* SUPPLIED RECORDS
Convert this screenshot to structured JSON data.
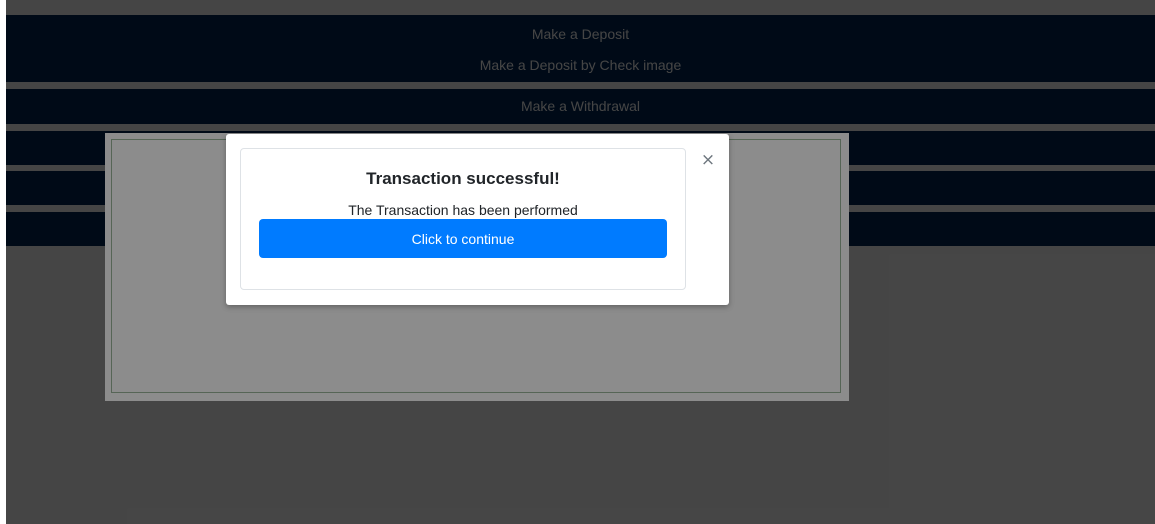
{
  "menu": {
    "items": [
      {
        "label": "Make a Deposit"
      },
      {
        "label": "Make a Deposit by Check image"
      },
      {
        "label": "Make a Withdrawal"
      }
    ]
  },
  "modal": {
    "title": "Transaction successful!",
    "message": "The Transaction has been performed",
    "continue_label": "Click to continue",
    "close_glyph": "×"
  },
  "colors": {
    "menu_background": "#002654",
    "primary_button": "#007bff",
    "overlay": "#444444"
  },
  "icons": {
    "close": "close-icon"
  }
}
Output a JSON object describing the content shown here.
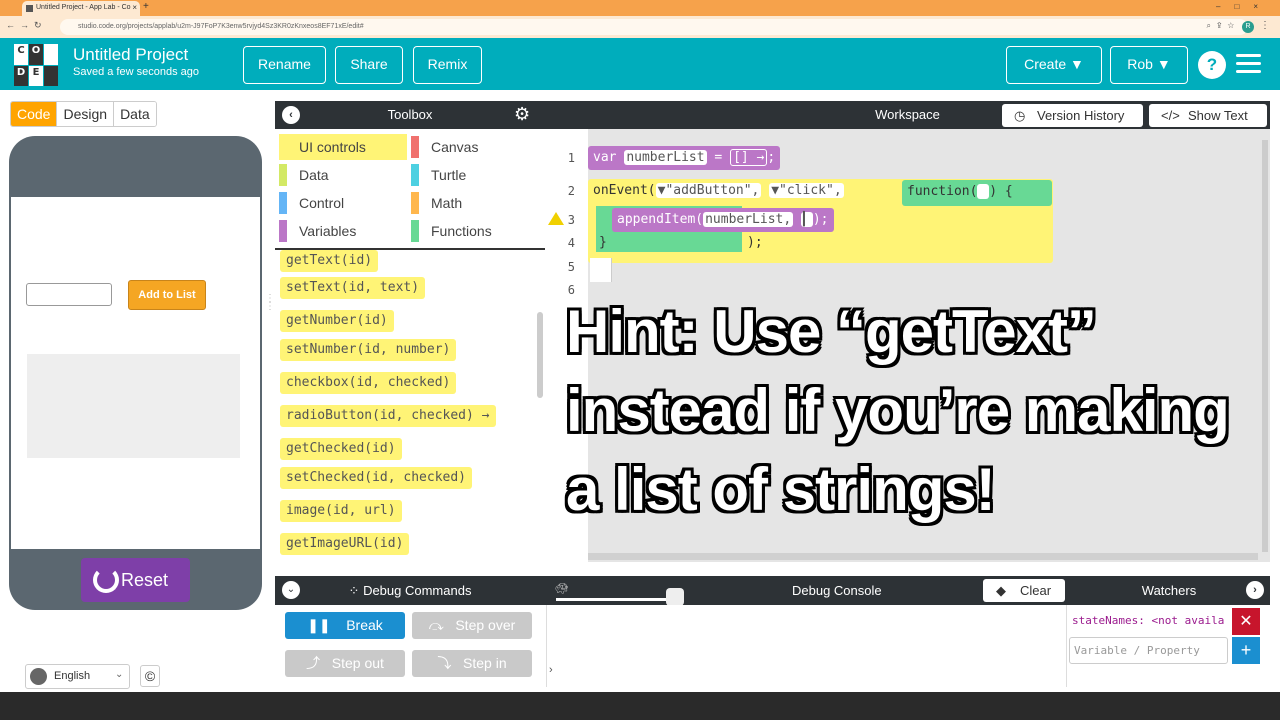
{
  "browser": {
    "tab_title": "Untitled Project - App Lab - Co",
    "url": "studio.code.org/projects/applab/u2m-J97FoP7K3enw5rvjyd4Sz3KR0zKnxeos8EF71xE/edit#",
    "profile_initial": "R"
  },
  "header": {
    "logo_letters": [
      "C",
      "O",
      "D",
      "E"
    ],
    "project_title": "Untitled Project",
    "saved_status": "Saved a few seconds ago",
    "rename_label": "Rename",
    "share_label": "Share",
    "remix_label": "Remix",
    "create_label": "Create",
    "user_label": "Rob",
    "help_label": "?"
  },
  "mode_tabs": [
    "Code",
    "Design",
    "Data"
  ],
  "app_preview": {
    "add_button_label": "Add to List",
    "reset_label": "Reset",
    "language": "English",
    "copyright_symbol": "©"
  },
  "toolbox": {
    "title": "Toolbox",
    "categories": [
      {
        "label": "UI controls",
        "color": "#fff476"
      },
      {
        "label": "Canvas",
        "color": "#f0716e"
      },
      {
        "label": "Data",
        "color": "#d3e965"
      },
      {
        "label": "Turtle",
        "color": "#4dd0e1"
      },
      {
        "label": "Control",
        "color": "#64b5f6"
      },
      {
        "label": "Math",
        "color": "#ffb74d"
      },
      {
        "label": "Variables",
        "color": "#bb77c7"
      },
      {
        "label": "Functions",
        "color": "#68d995"
      }
    ],
    "blocks": [
      "getText(id)",
      "setText(id, text)",
      "getNumber(id)",
      "setNumber(id, number)",
      "checkbox(id, checked)",
      "radioButton(id, checked) →",
      "getChecked(id)",
      "setChecked(id, checked)",
      "image(id, url)",
      "getImageURL(id)"
    ]
  },
  "workspace": {
    "title": "Workspace",
    "version_history_label": "Version History",
    "show_text_label": "Show Text",
    "line_numbers": [
      "1",
      "2",
      "3",
      "4",
      "5",
      "6"
    ],
    "code": {
      "l1_var": "var",
      "l1_name": "numberList",
      "l1_eq": "=",
      "l1_val": "[] →",
      "l1_end": ";",
      "l2_onevent": "onEvent(",
      "l2_id": "▼\"addButton\",",
      "l2_evt": "▼\"click\",",
      "l2_func": "function(",
      "l2_func_end": ") {",
      "l3_append": "appendItem(",
      "l3_arg": "numberList,",
      "l3_end": ");",
      "l4_close": "}",
      "l4_end": ");"
    },
    "hint_overlay": "Hint: Use “getText” instead if you’re making a list of strings!"
  },
  "debug": {
    "commands_title": "Debug Commands",
    "break_label": "Break",
    "step_over_label": "Step over",
    "step_out_label": "Step out",
    "step_in_label": "Step in",
    "console_title": "Debug Console",
    "clear_label": "Clear",
    "console_prompt": "›",
    "watchers_title": "Watchers",
    "watch_item": "stateNames: <not availa",
    "watch_placeholder": "Variable / Property"
  }
}
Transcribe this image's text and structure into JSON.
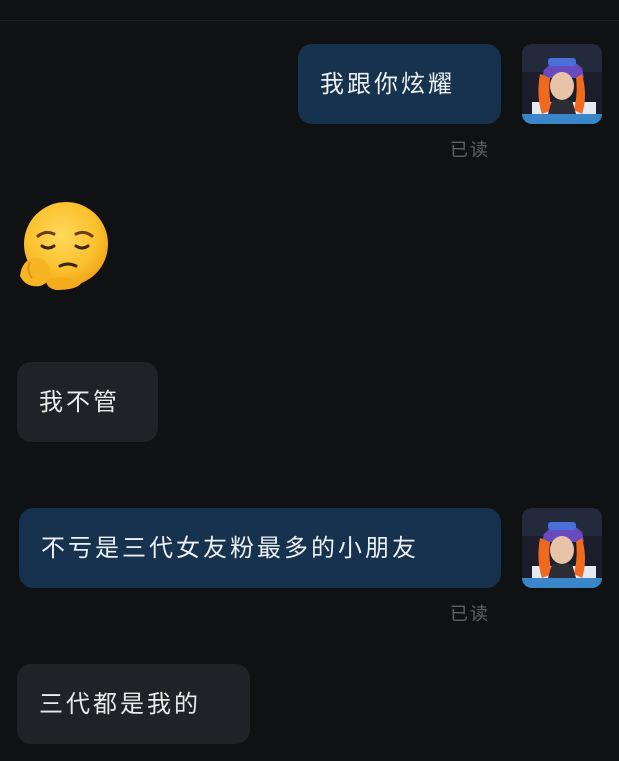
{
  "chat": {
    "messages": [
      {
        "side": "sent",
        "text": "我跟你炫耀",
        "status": "已读"
      },
      {
        "side": "recv",
        "emoji": "pensive-face-emoji"
      },
      {
        "side": "recv",
        "text": "我不管"
      },
      {
        "side": "sent",
        "text": "不亏是三代女友粉最多的小朋友",
        "status": "已读"
      },
      {
        "side": "recv",
        "text": "三代都是我的"
      }
    ]
  },
  "colors": {
    "background": "#0f1113",
    "sent_bubble": "#16324e",
    "received_bubble": "#1f2327",
    "read_receipt": "#5c6166"
  }
}
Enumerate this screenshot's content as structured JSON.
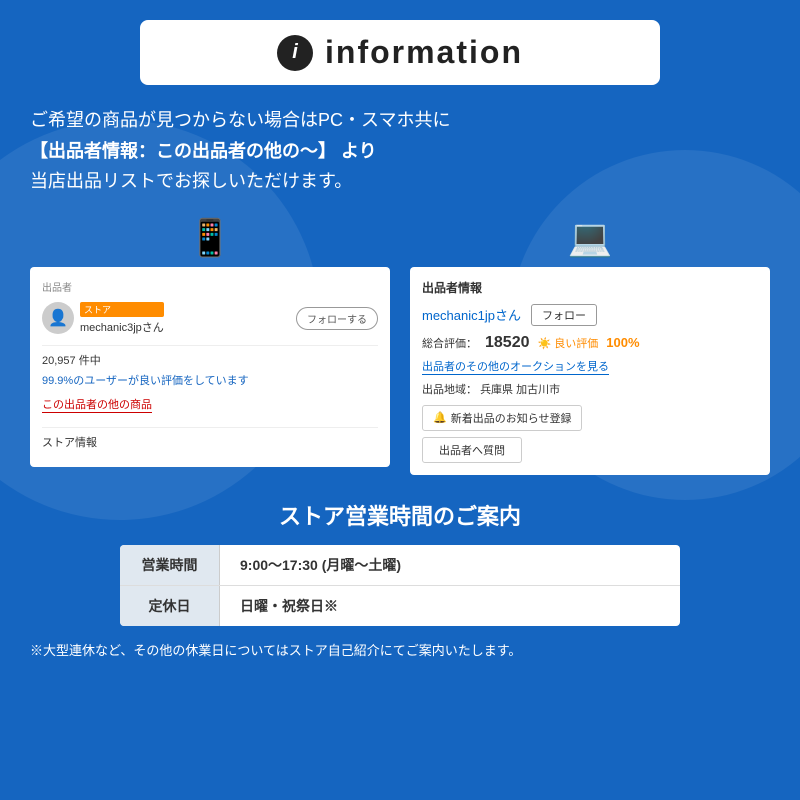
{
  "background_color": "#1565c0",
  "header": {
    "icon_symbol": "i",
    "title": "information"
  },
  "main_text_lines": [
    "ご希望の商品が見つからない場合はPC・スマホ共に",
    "【出品者情報：この出品者の他の〜】 より",
    "当店出品リストでお探しいただけます。"
  ],
  "left_screenshot": {
    "section_label": "出品者",
    "store_badge": "ストア",
    "seller_name": "mechanic3jpさん",
    "follow_button": "フォローする",
    "count_text": "20,957 件中",
    "rating_text": "99.9%のユーザーが良い評価をしています",
    "other_products_link": "この出品者の他の商品",
    "store_info_link": "ストア情報"
  },
  "right_screenshot": {
    "title": "出品者情報",
    "seller_name": "mechanic1jpさん",
    "follow_button": "フォロー",
    "rating_label": "総合評価：",
    "rating_number": "18520",
    "good_label": "良い評価",
    "good_percent": "100%",
    "auction_link": "出品者のその他のオークションを見る",
    "location_label": "出品地域：",
    "location_value": "兵庫県 加古川市",
    "notification_button": "新着出品のお知らせ登録",
    "question_button": "出品者へ質問"
  },
  "phone_icon": "📱",
  "pc_icon": "💻",
  "hours_section": {
    "title": "ストア営業時間のご案内",
    "rows": [
      {
        "label": "営業時間",
        "value": "9:00〜17:30 (月曜〜土曜)"
      },
      {
        "label": "定休日",
        "value": "日曜・祝祭日※"
      }
    ],
    "note": "※大型連休など、その他の休業日についてはストア自己紹介にてご案内いたします。"
  }
}
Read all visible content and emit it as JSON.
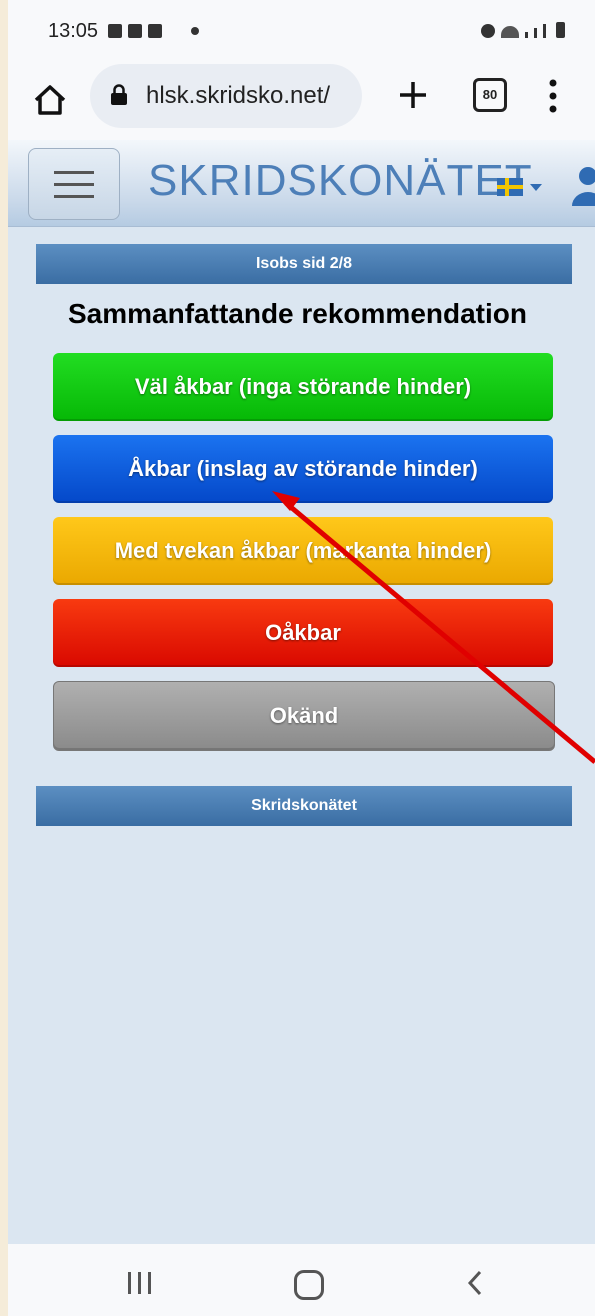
{
  "status_bar": {
    "time": "13:05"
  },
  "browser": {
    "url": "hlsk.skridsko.net/",
    "tab_count": "80"
  },
  "site": {
    "logo": "SKRIDSKONÄTET"
  },
  "page": {
    "top_bar": "Isobs sid 2/8",
    "heading": "Sammanfattande rekommendation",
    "options": [
      {
        "label": "Väl åkbar (inga störande hinder)",
        "color": "#10c810"
      },
      {
        "label": "Åkbar (inslag av störande hinder)",
        "color": "#0a5de0"
      },
      {
        "label": "Med tvekan åkbar (markanta hinder)",
        "color": "#f4b400"
      },
      {
        "label": "Oåkbar",
        "color": "#e21a00"
      },
      {
        "label": "Okänd",
        "color": "#9a9a9a"
      }
    ],
    "bottom_bar": "Skridskonätet"
  }
}
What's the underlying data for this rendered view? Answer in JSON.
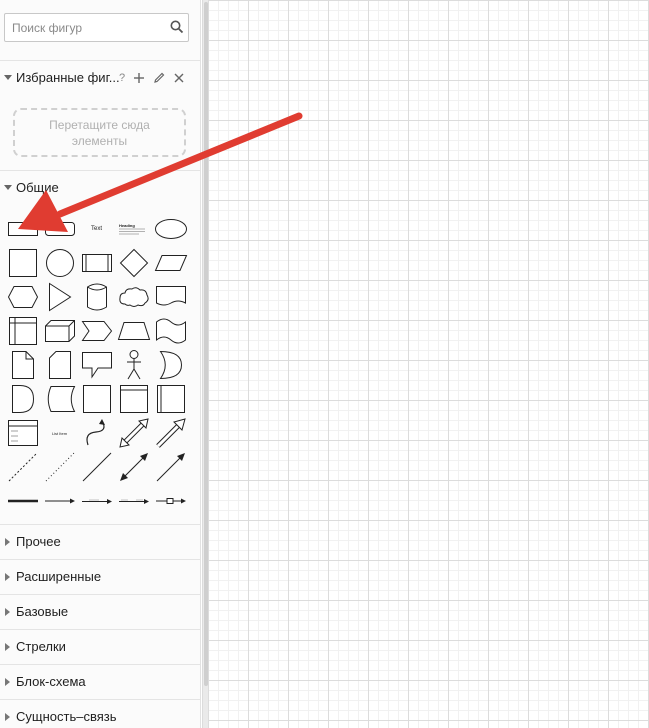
{
  "search": {
    "placeholder": "Поиск фигур",
    "value": ""
  },
  "favorites": {
    "title": "Избранные фиг...",
    "help_mark": "?",
    "dropzone_text": "Перетащите сюда элементы"
  },
  "general": {
    "title": "Общие",
    "expanded": true,
    "shape_text_label": "Text",
    "shape_heading_label": "Heading",
    "shape_list_label": "List Item"
  },
  "collapsed_sections": [
    {
      "label": "Прочее"
    },
    {
      "label": "Расширенные"
    },
    {
      "label": "Базовые"
    },
    {
      "label": "Стрелки"
    },
    {
      "label": "Блок-схема"
    },
    {
      "label": "Сущность–связь"
    }
  ],
  "colors": {
    "annotation_arrow": "#e03c31",
    "grid_major": "#dcdcdc",
    "grid_minor": "#f1f1f1"
  }
}
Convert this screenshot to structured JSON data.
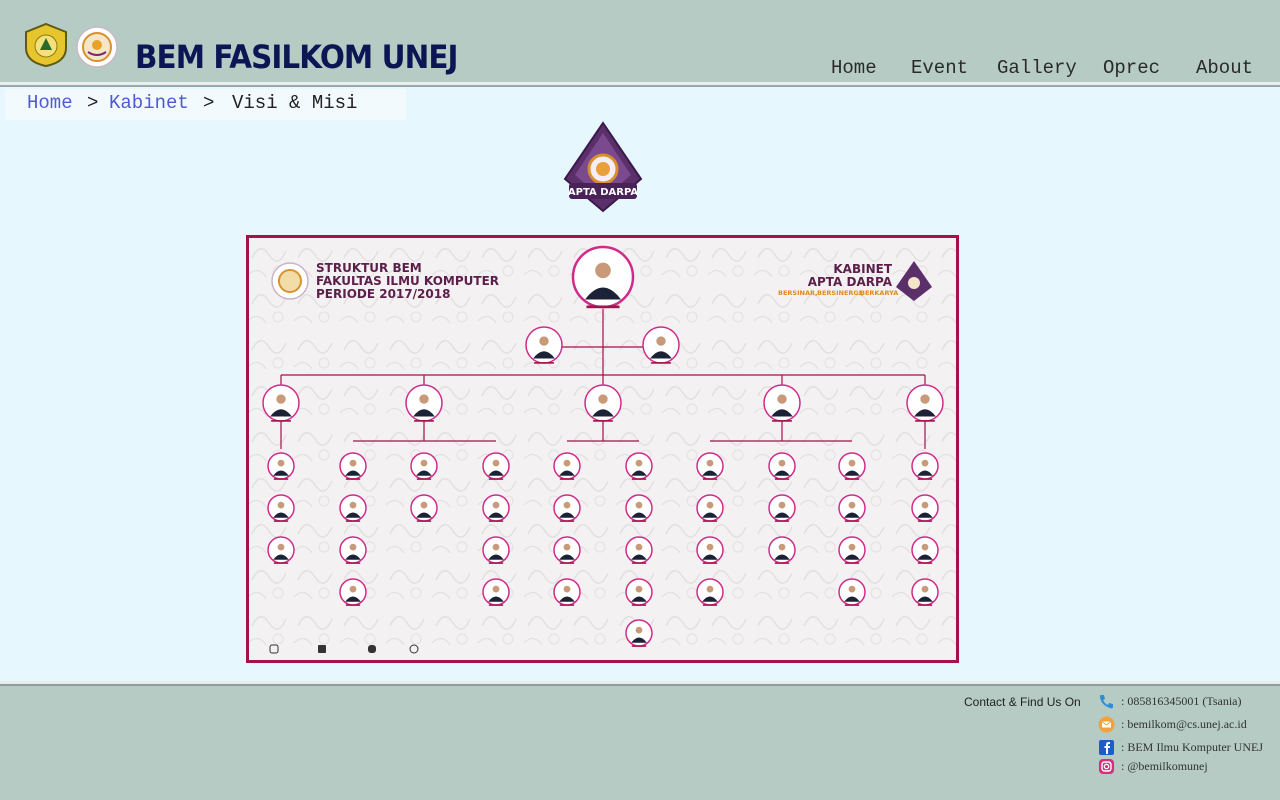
{
  "header": {
    "site_title": "BEM FASILKOM UNEJ",
    "nav": [
      "Home",
      "Event",
      "Gallery",
      "Oprec",
      "About"
    ]
  },
  "breadcrumb": {
    "items": [
      "Home",
      "Kabinet",
      "Visi & Misi"
    ],
    "separator": ">"
  },
  "emblem": {
    "label": "APTA DARPA"
  },
  "org_chart": {
    "title_lines": [
      "STRUKTUR BEM",
      "FAKULTAS ILMU KOMPUTER",
      "PERIODE 2017/2018"
    ],
    "cabinet_label": "KABINET",
    "cabinet_name": "APTA DARPA",
    "tagline": [
      "BERSINAR,",
      "BERSINERGI,",
      "BERKARYA"
    ]
  },
  "footer": {
    "contact_heading": "Contact & Find Us On",
    "contacts": [
      {
        "icon": "phone-icon",
        "text": ": 085816345001 (Tsania)"
      },
      {
        "icon": "email-icon",
        "text": ": bemilkom@cs.unej.ac.id"
      },
      {
        "icon": "facebook-icon",
        "text": ": BEM Ilmu Komputer UNEJ"
      },
      {
        "icon": "instagram-icon",
        "text": ": @bemilkomunej"
      }
    ]
  },
  "colors": {
    "header_bg": "#b5cbc3",
    "page_bg": "#e6f7fd",
    "title_color": "#0b1654",
    "link_color": "#5059d6",
    "chart_accent": "#a3124a"
  }
}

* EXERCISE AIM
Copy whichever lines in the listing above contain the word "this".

* TASK RESULT
Convert this screenshot to structured JSON data.
Transcribe this image's text and structure into JSON.
Enumerate this screenshot's content as structured JSON.
What's the underlying data for this rendered view? Answer in JSON.
Convert this screenshot to structured JSON data.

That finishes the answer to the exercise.